Menu Close

Tuesday 15 October 2019 – Royal Worcester Porcelain Museum

Booking Months: June, July and September 
                     Cost: £35

The museum is housed in factory buildings remaining when it closed in 2009. It holds the world’s largest collection of Worcester porcelain dating back to its inception in 1751.
In 1751 John Wall, a physician, and William Davis, an apothecary, with investment from a group of local businessmen, established a porcelain factory in Worcester on the banks of the river Severn.  Royal Warrants were subsequently granted by George III, George IV and Charlotte, Princess of Wales due to the high quality of Worcester Porcelain and the word ‘Royal’ was added to the name.
Manufacture was consolidated on the current factory site in 1840 and major modernisation followed in 1862 leading to the formation of the Worcester Royal Porcelain Company Limited
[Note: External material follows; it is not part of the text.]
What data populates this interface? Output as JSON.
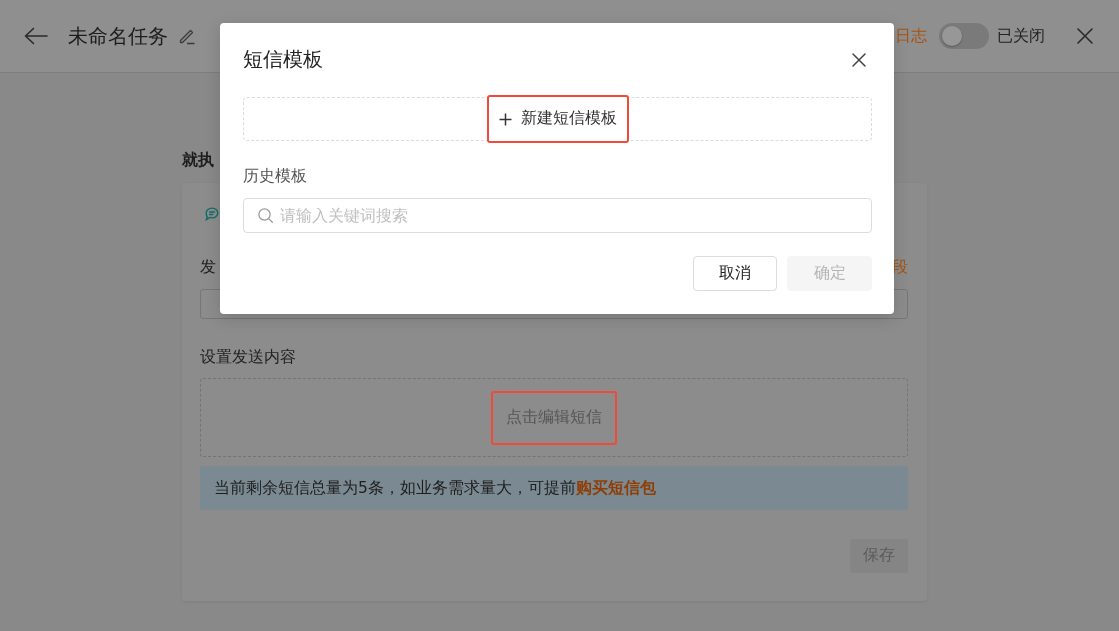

On arrival we shall have a cup of tea/coffee and a biscuit and then enjoy a talk by Roger Green. With over 40 years experience in Ornamental Ware, Roger is well qualified to take visitors through the process of figurine construction from design to construction. His role at Royal Worcester covers every aspect of production and he will talk about the many designers and characters he worked with and will use real examples to show how the models were cut into pieces, blocked,cased and propped up ready for firing in the kiln. Many different skills are required in the ornamental department, and with the use of his own quirky stories about the eccentric workforce and the factory social scene, Roger will unravel the process which took seven months from design to completion.
Once you have heard Roger’s talk, you are free to visit the Museum Galleries at you leisure and watch Ken Russell , a master gilder, at work and marvel at the skills he shows .
We shall have lunch in a private room in the museum at about 1pm
After lunch you are free to leave the museum and can re-enter at any time of the day.
In addition to the Museum there is a Heritage Trail Walk. It is all close by.( You will be given a map) It includes Worcester Cathedral, 5mins away, The Commandery, a grade 1 listed property which served as King Charles’ 11 headquarters during the Civil War, Friars Street, which contains some of the oldest buildings in the city dating back to the 13th Century and The Infirmary which combines history, science,art and technology.
There is plenty to do and see for an enjoyable day out.